Bayberry forms a beautiful semi-evergreen shrub that tolerates either wet or dry soils. The shrub also withstands salt spray, making it a good choice for coastal landscapes. Plants gradually spread from underground suckers, eventually forming a thicket. Pruning is rarely necessary.
Bayberry has long been prized for its fragrant, waxy gray berries, which can be used to make candles. Plants are either male or female; to ensure berry production, plant several shrubs in the same landscape. The berries are also attractive to a wide range of songbirds.
Light: Part Sun, Sun
Type: Herb, Shrub
Height: 3 to 8 feet
Width: To 8 feet wide
Seasonal features: Spring bloom
Problem solvers: Drought tolerance, Slope/Erosion control
Special features: Attracts birds, Fragrance, Low maintenance
Growing Bayberry Shrubs

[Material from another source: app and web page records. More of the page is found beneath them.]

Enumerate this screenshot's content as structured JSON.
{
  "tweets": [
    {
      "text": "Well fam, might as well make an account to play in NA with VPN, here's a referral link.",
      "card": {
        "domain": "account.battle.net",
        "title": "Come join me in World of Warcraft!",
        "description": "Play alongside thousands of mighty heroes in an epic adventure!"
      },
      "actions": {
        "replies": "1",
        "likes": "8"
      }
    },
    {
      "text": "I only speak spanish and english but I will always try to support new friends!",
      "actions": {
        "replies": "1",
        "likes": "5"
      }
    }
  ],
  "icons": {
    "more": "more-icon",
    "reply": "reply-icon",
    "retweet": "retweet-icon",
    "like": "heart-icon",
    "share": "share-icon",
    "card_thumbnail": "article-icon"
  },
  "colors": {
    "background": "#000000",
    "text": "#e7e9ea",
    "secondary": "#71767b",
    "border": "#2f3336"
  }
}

Plant bayberry shrubs from nursery plants or cuttings in early spring. Amend the soil with compost, but don’t add fertilizer. Space bayberry shrubs at least 4 to 6 feet apart, depending on the species. Mulch the soil with 2 inches of wood chips or bark to keep weeds down and conserve moisture. Water at least weekly during the first year as the roots become established. Once the plants mature, they rarely need watering except during very dry conditions.
Prune bayberries in the spring to remove any dead or diseased branches, as well as to control growth. Cut branches back to a healthy lateral bud. In general, bayberry shrubs rarely need fertilizer unless growth is slow. Avoid giving them excessive nitrogen fertilizer, which can make them more prone to disease.
Bayberry shrubs are dioecious, meaning that only female plants produce berries. Make sure you plant at least one male plant among your plantings.
Bayberry shrubs are cold-loving plants that don’t fare well in heat and humidity. The leaves may become chlorotic in very alkaline soil. Add peat moss or sulfur to alkaline soil and use an acidic fertilizer annually. The plants are generally disease- and pest-free, but they can be affected by leaf spots, root rots and stem rots. Treat leaf spots by removing dead and diseased material. Space the plants so air circulates freely and use drip systems instead of overhead sprinklers. In some cases, you might want to apply a fungicide labeled for use on bayberry shrubs. Root and stem rots often occur in heavy, poorly-draining soil. Although the plants tolerate occasional flooding, especially in native settings, they’ll grow better if the soil drains adequately. Add compost or manure to improve drainage or consider using raised beds in very wet areas.